Fleetwood’s $ 28 salmon grilled on oak is on point, firmly cooked but still moist and pink inside and topped with warm artichokes, arugula, and cherry tomatoes ($ 28). The clean, hot-burning oak is mild enough not to drown out delicate aromas.

I remember the first time I ate grilled corn on the cob – elote on a malecon in Puerto Vallarta decades ago – and I’ve never eaten it cooked since. When I visited, Fleetwood’s Kitchen offered it as a daily side dish ($ 7). It remains one of the most delicious things in the world – charred so that the plump, roasted kernels release sweet juice when you gnaw. They sparkle with fiery spices from Calabrian chilli oil, Glassell’s most popular homemade seasonal seasoning.

The same barbecue treatment made the humble Jimmy Nardello peppers a star.

Pickled products

Of course, not everything is fired with wood. The chef makes premium spinach and ricotta agnolotti, the thin, silky pouches spread over withered spinach and draped in tomato, basil and garlic sauce with parmigiano ($ 16).

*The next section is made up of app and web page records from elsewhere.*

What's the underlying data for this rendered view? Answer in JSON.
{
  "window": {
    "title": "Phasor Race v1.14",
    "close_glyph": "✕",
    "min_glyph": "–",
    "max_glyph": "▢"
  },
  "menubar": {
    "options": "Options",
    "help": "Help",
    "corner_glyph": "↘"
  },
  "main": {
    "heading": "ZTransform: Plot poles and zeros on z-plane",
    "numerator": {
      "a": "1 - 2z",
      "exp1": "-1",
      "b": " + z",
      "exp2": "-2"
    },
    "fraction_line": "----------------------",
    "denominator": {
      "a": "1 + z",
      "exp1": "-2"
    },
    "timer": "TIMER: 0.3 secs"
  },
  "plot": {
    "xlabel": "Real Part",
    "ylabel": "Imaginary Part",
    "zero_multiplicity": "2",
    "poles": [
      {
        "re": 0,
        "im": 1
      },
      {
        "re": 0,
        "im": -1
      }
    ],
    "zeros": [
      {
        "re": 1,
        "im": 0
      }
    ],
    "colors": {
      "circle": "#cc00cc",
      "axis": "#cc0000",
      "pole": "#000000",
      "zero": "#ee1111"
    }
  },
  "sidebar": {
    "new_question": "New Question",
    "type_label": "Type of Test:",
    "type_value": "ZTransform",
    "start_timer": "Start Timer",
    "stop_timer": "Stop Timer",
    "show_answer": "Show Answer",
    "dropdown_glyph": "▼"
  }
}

Both Glassell and Robinson are cucumber fans, a love they discovered while working at Roadhouse 29 (“We can talk about them for hours,” said Robinson. “We’ll pickle whatever we can think of – can we pickle bananas?” ).

The daily side dishes often contain fermented products, such as a nice mix of crispy sweet and sour ramps, green beans, carrots, green strawberries, whole Calabrian chillies and cucumber. You can also find pickles as a cake topping in some craft cocktails.

Every place that offers homemade cannoli wins my heart. Three egg roll-sized confections are filled with orange blossom mascarpone and whole pistachios, then sprinkled with powdered sugar and sour amarena cherries ($ 12).

Glassell isn’t done with the flames yet. One of the fluffiest polenta cakes I’ve ever tasted is covered in moist zabaglione and almond and amaretti crumbs that rest on a syrupy pond of oak-roasted strawberries ($ 12).

So is the new Fleetwood a destination restaurant? Yes it is. You could even say it’s worth getting excited about.

Carey Sweet is a Sebastopol-based food and restaurant writer. Read their restaurant reviews every other week in Sonoma Life. Contact them at carey@careysweet.com.